Education assininity, and some odd questions
I taught English at all levels: high school (fun but exhausting), college (better), adult education (best of all!) and a few times at the primary school level (my second favorite thing - right after rolling naked in broken glass.)
From time to time I'd heard about various lunacies in American primary and secondary schools, and more sinister stuff like totally unfounded accusations of sexual abuse, prosecuted by authorities with the help of "experts," who had to subject children to real abuse to get "evidence" of phony abuse.
Anyone remember that before Janet Reno incinerated 50-odd children in Waco, Texas, she warmed-up by sending a number of almost certainly innocent people to prison for terms up to and including life, on the most bogus charges you could imagine?
See here: http://www.opinionjournal.com/medialog/?id=105001974
and here, for example: http://blog.neo-libertarian.com/posts/1130795746.shtml
I wondered of course, if these cases were typical, even common, or just statistically rare extremes.

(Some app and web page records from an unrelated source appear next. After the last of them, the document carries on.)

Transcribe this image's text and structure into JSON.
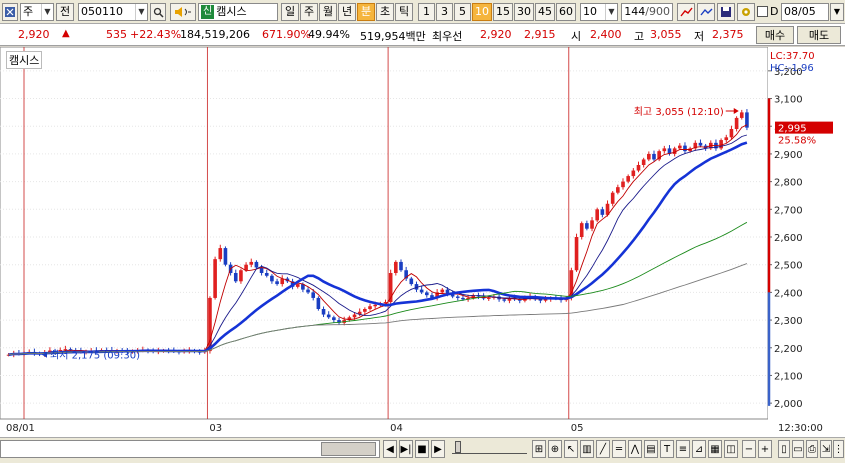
{
  "toolbar": {
    "market": "주",
    "market_mode": "전",
    "code": "050110",
    "stock_tag": "신",
    "stock_name": "캠시스",
    "periods": [
      "일",
      "주",
      "월",
      "년",
      "분",
      "초",
      "틱"
    ],
    "active_period": "분",
    "intervals": [
      "1",
      "3",
      "5",
      "10",
      "15",
      "30",
      "45",
      "60"
    ],
    "active_interval": "10",
    "count": "10",
    "range": "144",
    "range_total": "/900",
    "checkbox_label": "D",
    "date": "08/05"
  },
  "quote": {
    "price": "2,920",
    "change": "535",
    "change_pct": "+22.43%",
    "volume": "184,519,206",
    "volume_ratio": "671.90%",
    "turnover": "49.94%",
    "amount": "519,954백만",
    "best_label": "최우선",
    "best_bid": "2,920",
    "best_ask": "2,915",
    "open_label": "시",
    "open": "2,400",
    "high_label": "고",
    "high": "3,055",
    "low_label": "저",
    "low": "2,375",
    "buy_label": "매수",
    "sell_label": "매도"
  },
  "chart_meta": {
    "title": "캠시스",
    "lc": "LC:37.70",
    "hc": "HC:-1.96",
    "high_annotation": "최고 3,055 (12:10)",
    "low_annotation": "최저 2,175 (09:30)",
    "current_price_label": "2,995",
    "current_pct_label": "25.58%",
    "time_label": "12:30:00",
    "colors": {
      "up": "#e02020",
      "down": "#1a3ec2",
      "ma5": "#c00000",
      "ma10": "#1a1a8a",
      "ma20": "#1533d6",
      "ma60": "#1a8a1a",
      "ma120": "#7a7a7a"
    }
  },
  "chart_data": {
    "type": "line",
    "title": "캠시스",
    "xlabel": "",
    "ylabel": "",
    "x_tick_labels": [
      "08/01",
      "03",
      "04",
      "05"
    ],
    "y_tick_labels": [
      "2,000",
      "2,100",
      "2,200",
      "2,300",
      "2,400",
      "2,500",
      "2,600",
      "2,700",
      "2,800",
      "2,900",
      "3,000",
      "3,100",
      "3,200"
    ],
    "ylim": [
      1950,
      3250
    ],
    "grid": true,
    "candle_count": 144,
    "session_start_candles": [
      0,
      39,
      74,
      109
    ],
    "series": [
      {
        "name": "price_close",
        "role": "candles",
        "values": [
          2175,
          2180,
          2178,
          2182,
          2185,
          2180,
          2176,
          2183,
          2190,
          2188,
          2192,
          2195,
          2190,
          2188,
          2185,
          2187,
          2190,
          2189,
          2192,
          2191,
          2188,
          2190,
          2187,
          2185,
          2188,
          2190,
          2192,
          2189,
          2186,
          2188,
          2190,
          2189,
          2187,
          2185,
          2188,
          2190,
          2186,
          2184,
          2188,
          2380,
          2520,
          2560,
          2500,
          2470,
          2440,
          2480,
          2500,
          2510,
          2490,
          2470,
          2460,
          2440,
          2430,
          2450,
          2440,
          2420,
          2430,
          2410,
          2400,
          2380,
          2340,
          2320,
          2310,
          2300,
          2290,
          2300,
          2310,
          2320,
          2330,
          2340,
          2350,
          2355,
          2360,
          2365,
          2470,
          2510,
          2480,
          2450,
          2430,
          2410,
          2400,
          2390,
          2380,
          2400,
          2410,
          2395,
          2385,
          2380,
          2375,
          2380,
          2390,
          2385,
          2378,
          2380,
          2385,
          2375,
          2370,
          2380,
          2375,
          2370,
          2380,
          2385,
          2375,
          2370,
          2375,
          2380,
          2378,
          2372,
          2380,
          2480,
          2600,
          2650,
          2630,
          2660,
          2700,
          2680,
          2720,
          2760,
          2780,
          2800,
          2820,
          2840,
          2860,
          2880,
          2900,
          2880,
          2910,
          2920,
          2900,
          2920,
          2930,
          2910,
          2920,
          2940,
          2930,
          2920,
          2940,
          2920,
          2950,
          2960,
          2990,
          3030,
          3050,
          2995
        ]
      }
    ]
  }
}
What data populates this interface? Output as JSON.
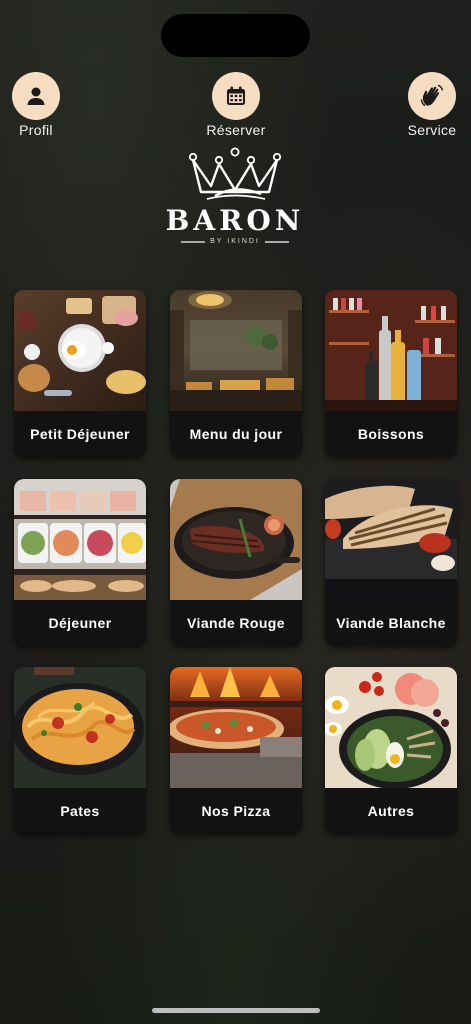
{
  "header": {
    "profile_label": "Profil",
    "reserve_label": "Réserver",
    "service_label": "Service"
  },
  "logo": {
    "word": "BARON",
    "sub": "BY IKINDI"
  },
  "menu": {
    "items": [
      {
        "label": "Petit Déjeuner"
      },
      {
        "label": "Menu du jour"
      },
      {
        "label": "Boissons"
      },
      {
        "label": "Déjeuner"
      },
      {
        "label": "Viande Rouge"
      },
      {
        "label": "Viande Blanche"
      },
      {
        "label": "Pates"
      },
      {
        "label": "Nos Pizza"
      },
      {
        "label": "Autres"
      }
    ]
  },
  "colors": {
    "accent_circle": "#f6dcc0",
    "card_bg": "#121212"
  }
}
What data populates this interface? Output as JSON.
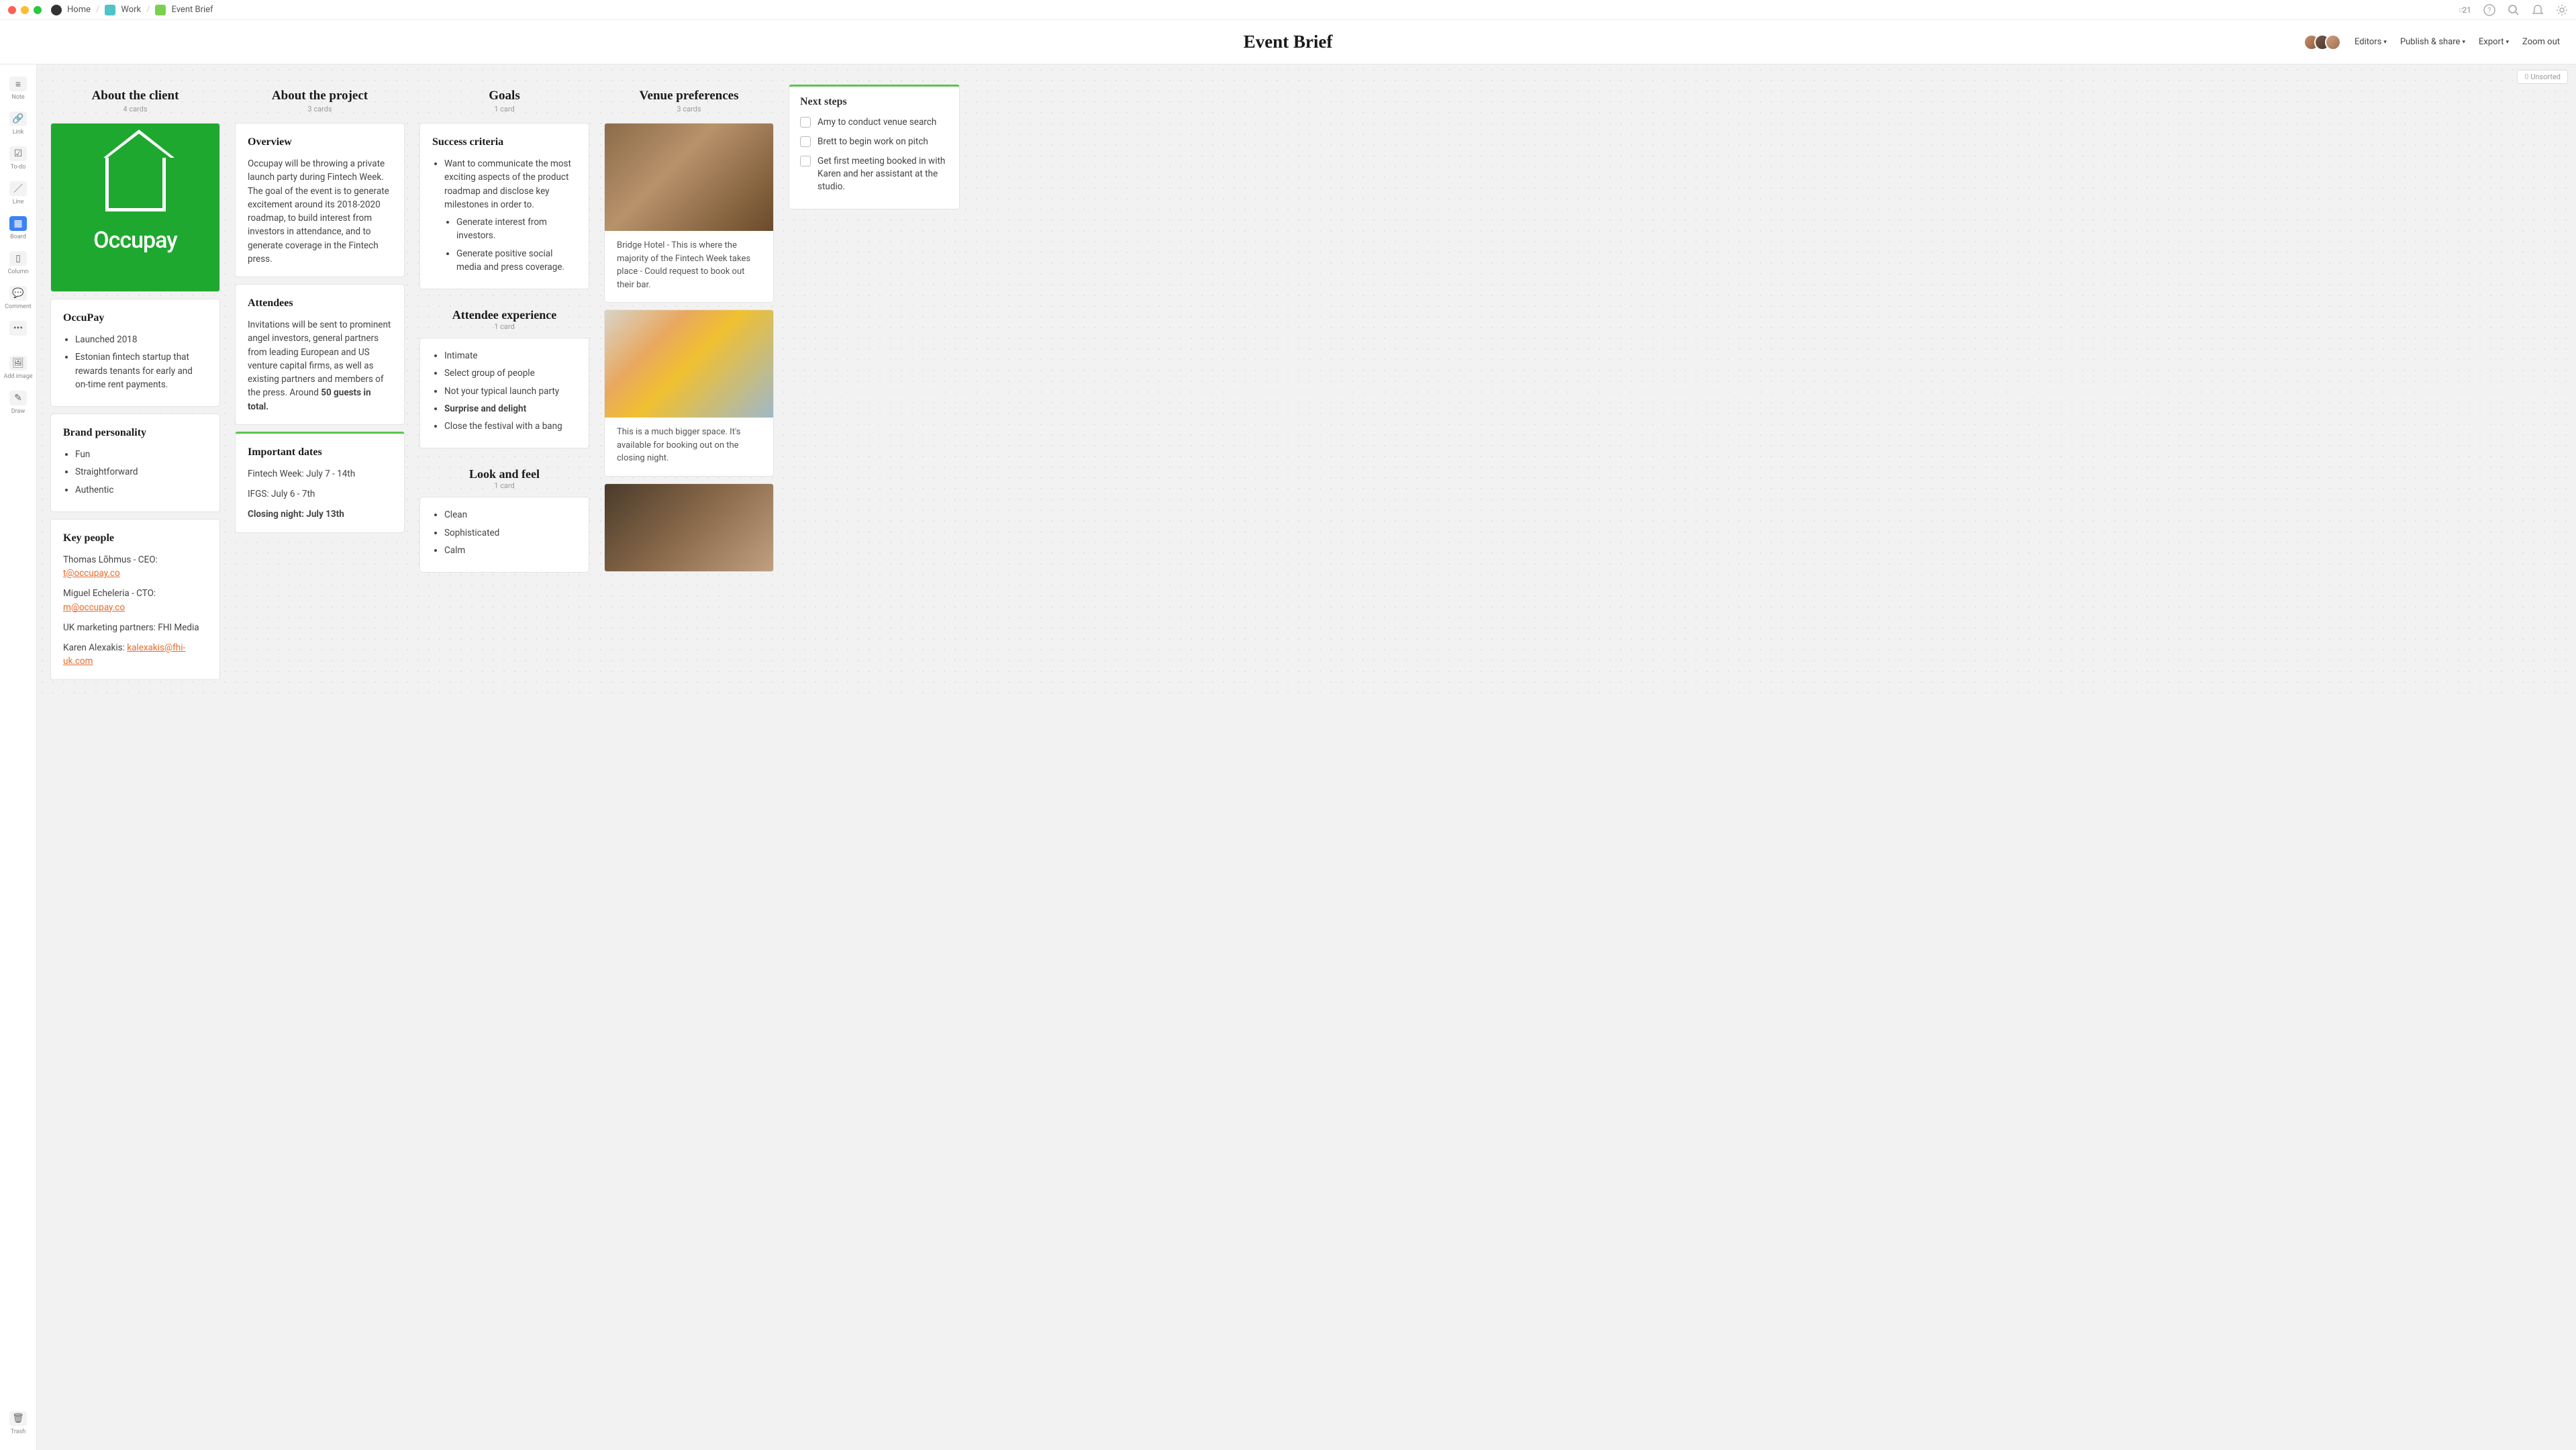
{
  "breadcrumbs": {
    "home": "Home",
    "work": "Work",
    "brief": "Event Brief"
  },
  "topbar": {
    "count": "21"
  },
  "header": {
    "title": "Event Brief",
    "editors": "Editors",
    "publish": "Publish & share",
    "export": "Export",
    "zoom": "Zoom out"
  },
  "toolbar": {
    "note": "Note",
    "link": "Link",
    "todo": "To-do",
    "line": "Line",
    "board": "Board",
    "column": "Column",
    "comment": "Comment",
    "addimage": "Add image",
    "draw": "Draw",
    "trash": "Trash"
  },
  "unsorted": {
    "count": "0",
    "label": "Unsorted"
  },
  "columns": {
    "about_client": {
      "title": "About the client",
      "meta": "4 cards"
    },
    "about_project": {
      "title": "About the project",
      "meta": "3 cards"
    },
    "goals": {
      "title": "Goals",
      "meta": "1 card"
    },
    "attendee_exp": {
      "title": "Attendee experience",
      "meta": "1 card"
    },
    "look_feel": {
      "title": "Look and feel",
      "meta": "1 card"
    },
    "venue": {
      "title": "Venue preferences",
      "meta": "3 cards"
    }
  },
  "cards": {
    "logo_text": "Occupay",
    "occupay": {
      "title": "OccuPay",
      "li1": "Launched 2018",
      "li2": "Estonian fintech startup that rewards tenants for early and on-time rent payments."
    },
    "brand": {
      "title": "Brand personality",
      "li1": "Fun",
      "li2": "Straightforward",
      "li3": "Authentic"
    },
    "people": {
      "title": "Key people",
      "p1a": "Thomas Lõhmus - CEO: ",
      "p1b": "t@occupay.co",
      "p2a": "Miguel Echeleria - CTO: ",
      "p2b": "m@occupay.co",
      "p3": "UK marketing partners: FHI Media",
      "p4a": "Karen Alexakis: ",
      "p4b": "kalexakis@fhi-uk.com"
    },
    "overview": {
      "title": "Overview",
      "body": "Occupay will be throwing a private launch party during Fintech Week. The goal of the event is to generate excitement around its 2018-2020 roadmap, to build interest from investors in attendance, and to generate coverage in the Fintech press."
    },
    "attendees": {
      "title": "Attendees",
      "body_a": "Invitations will be sent to prominent angel investors, general partners from leading European and US venture capital firms, as well as existing partners and members of the press. Around ",
      "body_b": "50 guests in total."
    },
    "dates": {
      "title": "Important dates",
      "p1": "Fintech Week: July 7 - 14th",
      "p2": "IFGS: July 6 - 7th",
      "p3": "Closing night: July 13th"
    },
    "success": {
      "title": "Success criteria",
      "li1": "Want to communicate the most exciting aspects of the product roadmap and disclose key milestones in order to.",
      "li1a": "Generate interest from investors.",
      "li1b": "Generate positive social media and press coverage."
    },
    "attexp": {
      "li1": "Intimate",
      "li2": "Select group of people",
      "li3": "Not your typical launch party",
      "li4": "Surprise and delight",
      "li5": "Close the festival with a bang"
    },
    "lookfeel": {
      "li1": "Clean",
      "li2": "Sophisticated",
      "li3": "Calm"
    },
    "venue1": "Bridge Hotel - This is where the majority of the Fintech Week takes place - Could request to book out their bar.",
    "venue2": "This is a much bigger space. It's available for booking out on the closing night."
  },
  "next_steps": {
    "title": "Next steps",
    "i1": "Amy to conduct venue search",
    "i2": "Brett to begin work on pitch",
    "i3": "Get first meeting booked in with Karen and her assistant at the studio."
  }
}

But I nonetheless decided that I'd never under any circumstances get involved in primary or secondary education in America.
Now look here: http://article.nationalreview.com/?q=MTIwMWJmMjEzYzk5ZDYxNzEwNDViMmI0MjgzOWM1ZDQ=
at John Derbyshire's article, 'Short-changing the Gifted,' about the cancellation of more of the College Board's Advanced Placement exams.
Da Derb knows something about secondary education, if you follow another link provided, here: http://www.johnderbyshire.com/Opinions/Straggler/073.html
you'll see that some years back he taught at a special school for "Educationally Sub-Normal" boys in a Liverpool slum.
These were teen boys who, "Without their having any known physical, mental, or emotional abnormality, they had finished their primary schooling still unable to read or do basic arithmetic."
It's an interesting, and depressing article.
"It was depressing work, with little to show for months of effort. Perhaps the most depressing thing of all was that none of the boys was very capable at anything. To play soccer, for example, needs a modicum of thought as well as some minimal physical fitness. Our boys could not rise to it. The masters-boys soccer match was a rout of them, strapping 15- and 16-year-olds, by us, wheezy desk-wallahs with a median age around 40. Up to that point I had assumed that even seriously un-intellectual people must have some ability at something. That this is not necessarily the case, is one of the saddest true things I ever learned."
But to my mind what's really depressing is the quote from supposedly "normal," or even brighter-than average New York Times reporter Deborah Solomon, when interviewing Charles Murray, author of 'The Bell Curve' and 'Real Education.'
DS: "Europeans have historically defined themselves through inherited traits and titles, but isn't America a country where we are supposed to define ourselves through acts of will?"
CM: "I wonder if there is a single, solitary, real-live public-school teacher who agrees with the proposition that it's all a matter of will. To me, the fact that ability varies — and varies in ways that are impossible to change — is a fact that we learn in first grade."
DS: "I believe that given the opportunity, most people could do most anything."
CM: "You're out of touch with reality in that regard."
Note that comment in bold.
John Derbyshire's poor boys, for whatever reason, nature or nurture, could not help being what they were.
What's this woman's excuse? It takes a willful disregard of the evidence of everyday reality to come up with an assinine statement like that.
There's a word for people who do that habitually. The word is, "stupid." Dumb is forgivable, stupidity is not.
First of all, an observation. At a journalism seminar I attended a while back, the lecturer pointed out one of the principles of good journalism vis-a-vis interviews.
He said, "There is one star in the interview - and it isn't you."
An interview is a time to ask tough questions, not for a debate. There's a difference. Your own opinions might inform the questions, but it's the interview subject's opinions you're reporting on. Yours belong on the op-ed page.
Now for something totally different. A question that has bugged me for years, stemming from my background in anthropology.
Homo Erectus, thought to be our direct ancestor, appears from the skeletal remains to have been a small man from the neck down, and about half a man from the neck up.
Meaning, he had a cranial capacity about half the modern norm.
(Of course, Neanderthal man evidently had a cranial capacity about 300 CCs more than the modern norm, and everybody in the field really wonders what that means.)
Yet, he survived and thrived in environments as diverse as the African veldt to Java. And, he was less "strapping" than the Derb's students at that Liverpool school.
What is the difference, if any, between a modern retarded person and an archaic Homo Erectus, in terms of basic capability and ability to cope with life?
Next: I'm going to take on the other end of the spectrum, and reflect on the stupidity of the educated inteligentsia.